WASHINGTON, D.C. – Today, U.S. Senator Angus King (I-Maine) announced his support for bipartisan legislation to require congressional approval of tariffs designated under Section 232 of the Trade Expansion Act of 1962, which grants the President the power to impose tariffs or quotas as needed based on interests of national security. The requirement would apply to all Section 232 actions moving forward, as well as those taken within the past two years – including the recently announced steel and aluminum tariffs that affect many U.S. partners and allies.
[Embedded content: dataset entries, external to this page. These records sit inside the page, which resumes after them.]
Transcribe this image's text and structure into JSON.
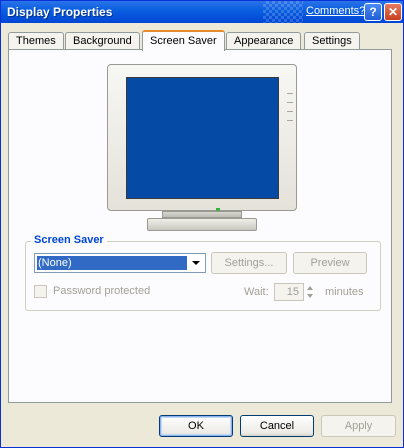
{
  "window": {
    "title": "Display Properties",
    "comments_link": "Comments?",
    "help_glyph": "?",
    "close_glyph": "✕"
  },
  "tabs": [
    {
      "label": "Themes",
      "active": false
    },
    {
      "label": "Background",
      "active": false
    },
    {
      "label": "Screen Saver",
      "active": true
    },
    {
      "label": "Appearance",
      "active": false
    },
    {
      "label": "Settings",
      "active": false
    }
  ],
  "preview": {
    "screen_color": "#054ba5"
  },
  "screen_saver": {
    "group_label": "Screen Saver",
    "selected": "(None)",
    "settings_button": "Settings...",
    "preview_button": "Preview",
    "password_label": "Password protected",
    "wait_label": "Wait:",
    "wait_value": "15",
    "minutes_label": "minutes"
  },
  "footer": {
    "ok": "OK",
    "cancel": "Cancel",
    "apply": "Apply"
  },
  "colors": {
    "title_bar": "#0a5fe0",
    "active_tab_accent": "#e68b2c",
    "selection": "#316ac5",
    "group_label": "#0046d5"
  }
}
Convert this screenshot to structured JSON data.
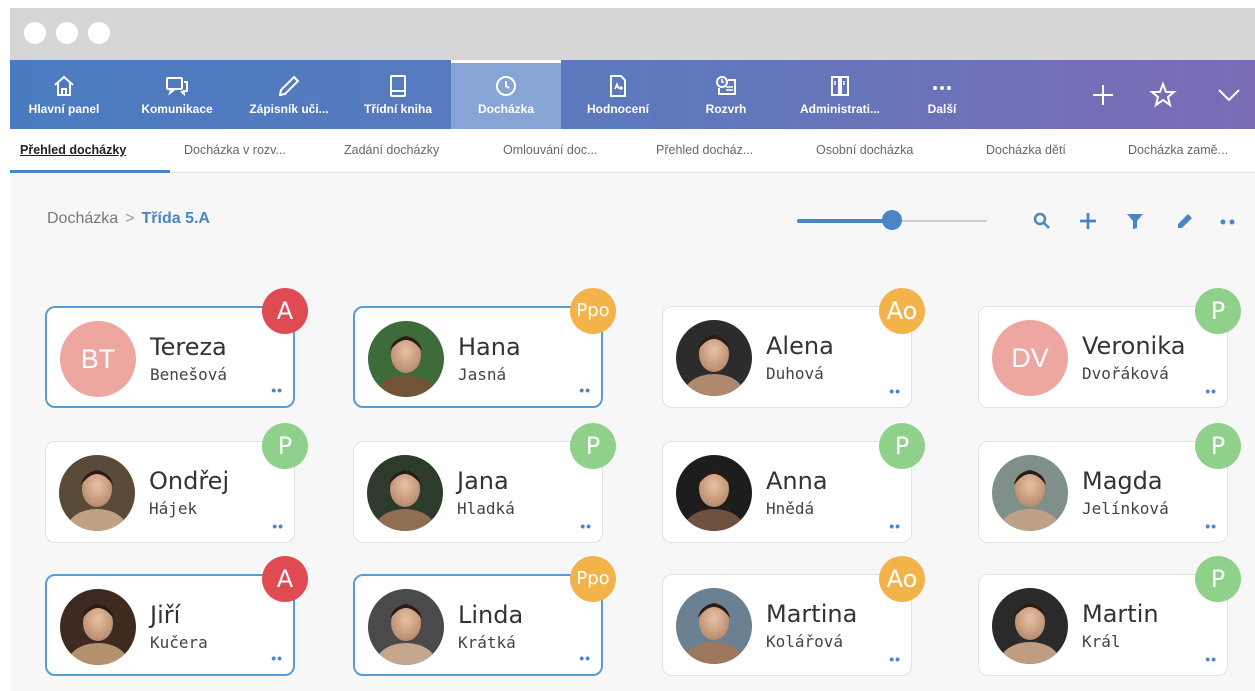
{
  "nav": {
    "items": [
      {
        "label": "Hlavní panel",
        "icon": "home-icon"
      },
      {
        "label": "Komunikace",
        "icon": "chat-icon"
      },
      {
        "label": "Zápisník uči...",
        "icon": "pen-icon"
      },
      {
        "label": "Třídní kniha",
        "icon": "book-icon"
      },
      {
        "label": "Docházka",
        "icon": "clock-icon"
      },
      {
        "label": "Hodnocení",
        "icon": "grade-icon"
      },
      {
        "label": "Rozvrh",
        "icon": "schedule-icon"
      },
      {
        "label": "Administrati...",
        "icon": "admin-icon"
      },
      {
        "label": "Další",
        "icon": "more-icon"
      }
    ],
    "active_index": 4,
    "right_icons": [
      "plus-icon",
      "star-icon",
      "chevron-down-icon"
    ]
  },
  "subtabs": [
    {
      "label": "Přehled docházky"
    },
    {
      "label": "Docházka v rozv..."
    },
    {
      "label": "Zadání docházky"
    },
    {
      "label": "Omlouvání doc..."
    },
    {
      "label": "Přehled docház..."
    },
    {
      "label": "Osobní docházka"
    },
    {
      "label": "Docházka dětí"
    },
    {
      "label": "Docházka zamě..."
    }
  ],
  "breadcrumb": {
    "root": "Docházka",
    "separator": ">",
    "current": "Třída 5.A"
  },
  "slider": {
    "level": 0.5
  },
  "toolbar_icons": [
    "search-icon",
    "plus-icon",
    "filter-icon",
    "edit-icon",
    "more-icon"
  ],
  "colors": {
    "accent": "#4a86c5",
    "badge_A": "#e04a53",
    "badge_P": "#8fd18a",
    "badge_Ppo": "#f2b44a",
    "badge_Ao": "#f2b44a",
    "initials_bg": "#eea6a1"
  },
  "students": [
    {
      "first": "Tereza",
      "last": "Benešová",
      "initials": "BT",
      "badge": "A",
      "selected": true
    },
    {
      "first": "Hana",
      "last": "Jasná",
      "badge": "Ppo",
      "selected": true
    },
    {
      "first": "Alena",
      "last": "Duhová",
      "badge": "Ao",
      "selected": false
    },
    {
      "first": "Veronika",
      "last": "Dvořáková",
      "initials": "DV",
      "badge": "P",
      "selected": false
    },
    {
      "first": "Ondřej",
      "last": "Hájek",
      "badge": "P",
      "selected": false
    },
    {
      "first": "Jana",
      "last": "Hladká",
      "badge": "P",
      "selected": false
    },
    {
      "first": "Anna",
      "last": "Hnědá",
      "badge": "P",
      "selected": false
    },
    {
      "first": "Magda",
      "last": "Jelínková",
      "badge": "P",
      "selected": false
    },
    {
      "first": "Jiří",
      "last": "Kučera",
      "badge": "A",
      "selected": true
    },
    {
      "first": "Linda",
      "last": "Krátká",
      "badge": "Ppo",
      "selected": true
    },
    {
      "first": "Martina",
      "last": "Kolářová",
      "badge": "Ao",
      "selected": false
    },
    {
      "first": "Martin",
      "last": "Král",
      "badge": "P",
      "selected": false
    }
  ],
  "card_more_label": "••"
}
“The argument that imposing these tariffs on key U.S. allies will keep Americans safe goes well beyond the intent of this law,” said Senator King. “The stretching of the ‘national security’ argument to impose trade penalties is simply misguided, and Maine businesses who rely on trade with our Canadian neighbors or have worked hard to develop international markets for their products will suffer as a result. Congress should reclaim its role in the process of creating trade policy – one which it abdicated far too easily – and provide an important check on executive power in this area.”
This legislation would require the president to submit to Congress any proposal to adjust imports in the interest of national security under Section 232. For a 60-day period following submission, legislation to approve the proposal will qualify for expedited consideration, guaranteeing the opportunity for debate and a vote. In addition to Senator King, the bill’s cosponsors include Senators Bob Corker (R-Tenn.), Heidi Heitkamp (D-N.D.), Pat Toomey (R-Penn.), Mark Warner (D-Va.), Lamar Alexander (R-Tenn.), Brian Schatz (D-Hawai’i), Ron Johnson (R-Wis.), Chris Van Hollen (D-Md.), Jeff Flake (R-Ari.), Mike Lee (R-Utah), Ben Sasse (R-Neb.), Jeanne Shaheen (D-N.H.), Johnny Isakson (R-Ga.), Jerry Moran (R-Kan.), and Maggie Hassan (D-N.H).
Senator King has heard serious concerns about the economic costs of the Administration’s tariffs, as well as retaliatory tariffs, from a number of Maine industries, and has pushed for a more strategic approach to our trade policy. Last week he met with members of the lobster industry in Stonington who expressed fears regarding the new tariffs facing lobster exports to China.